Element data from apps and pages

[Start of Attachment]

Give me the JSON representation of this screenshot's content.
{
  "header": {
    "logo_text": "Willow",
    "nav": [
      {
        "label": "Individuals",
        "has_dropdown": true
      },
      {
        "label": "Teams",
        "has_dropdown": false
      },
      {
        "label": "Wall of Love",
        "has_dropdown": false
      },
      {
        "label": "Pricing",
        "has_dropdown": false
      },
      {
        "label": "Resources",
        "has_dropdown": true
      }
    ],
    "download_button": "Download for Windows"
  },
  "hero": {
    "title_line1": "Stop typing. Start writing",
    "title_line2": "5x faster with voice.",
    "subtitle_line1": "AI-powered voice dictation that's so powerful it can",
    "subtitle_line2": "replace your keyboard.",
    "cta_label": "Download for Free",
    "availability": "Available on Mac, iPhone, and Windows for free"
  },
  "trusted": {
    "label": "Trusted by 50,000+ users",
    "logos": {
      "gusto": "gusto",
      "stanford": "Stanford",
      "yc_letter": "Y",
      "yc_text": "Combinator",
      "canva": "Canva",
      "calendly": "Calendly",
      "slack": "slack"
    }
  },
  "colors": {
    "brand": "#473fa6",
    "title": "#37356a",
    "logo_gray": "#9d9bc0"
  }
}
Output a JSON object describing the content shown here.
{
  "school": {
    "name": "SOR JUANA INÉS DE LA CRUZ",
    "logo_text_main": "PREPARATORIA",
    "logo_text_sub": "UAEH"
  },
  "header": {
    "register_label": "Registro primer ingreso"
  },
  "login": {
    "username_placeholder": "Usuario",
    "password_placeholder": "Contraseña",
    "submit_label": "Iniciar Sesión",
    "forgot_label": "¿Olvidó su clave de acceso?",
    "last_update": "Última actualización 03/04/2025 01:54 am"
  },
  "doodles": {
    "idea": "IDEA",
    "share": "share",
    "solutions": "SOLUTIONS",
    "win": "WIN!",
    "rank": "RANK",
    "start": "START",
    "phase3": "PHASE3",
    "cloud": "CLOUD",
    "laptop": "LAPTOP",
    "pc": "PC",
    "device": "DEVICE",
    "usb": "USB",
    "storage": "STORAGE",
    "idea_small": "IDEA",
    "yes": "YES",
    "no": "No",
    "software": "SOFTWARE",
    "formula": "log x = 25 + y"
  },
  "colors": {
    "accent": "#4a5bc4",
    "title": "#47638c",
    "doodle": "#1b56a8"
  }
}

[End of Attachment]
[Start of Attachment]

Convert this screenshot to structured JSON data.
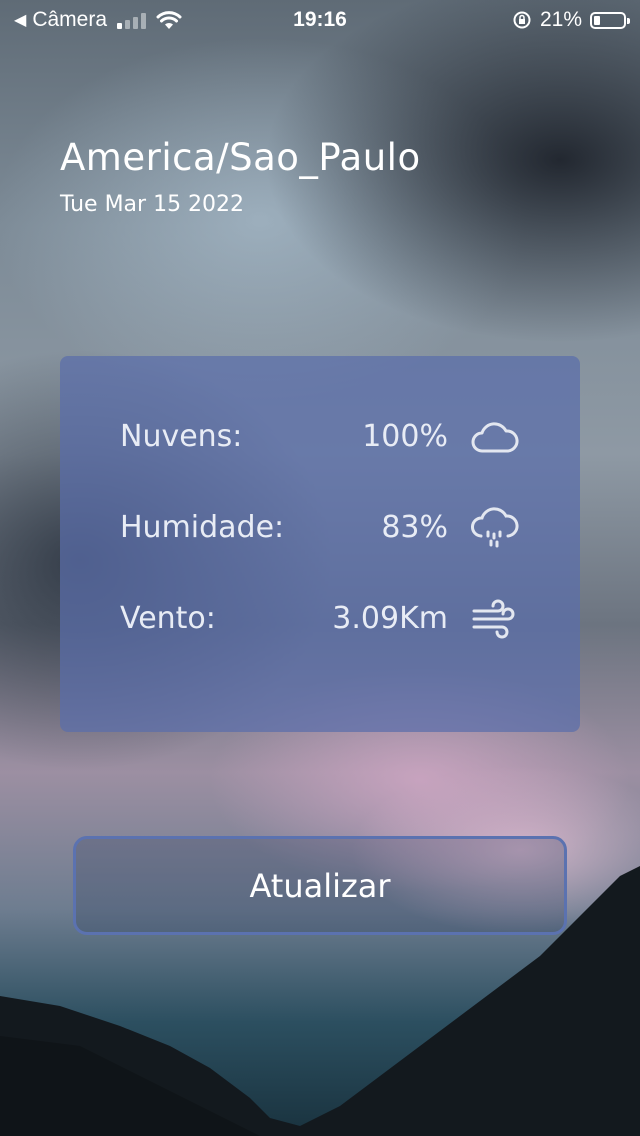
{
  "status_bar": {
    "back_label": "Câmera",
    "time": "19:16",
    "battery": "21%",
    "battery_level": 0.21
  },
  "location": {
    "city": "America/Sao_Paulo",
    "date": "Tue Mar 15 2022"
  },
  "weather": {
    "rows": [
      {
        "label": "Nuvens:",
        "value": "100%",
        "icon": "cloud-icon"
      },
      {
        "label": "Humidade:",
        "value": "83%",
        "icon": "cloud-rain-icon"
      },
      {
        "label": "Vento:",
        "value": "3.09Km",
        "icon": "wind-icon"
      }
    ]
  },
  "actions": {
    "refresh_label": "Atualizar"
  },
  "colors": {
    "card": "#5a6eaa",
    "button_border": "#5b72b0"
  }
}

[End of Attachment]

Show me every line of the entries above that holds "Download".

    "download_button": "Download for Windows"
    "cta_label": "Download for Free",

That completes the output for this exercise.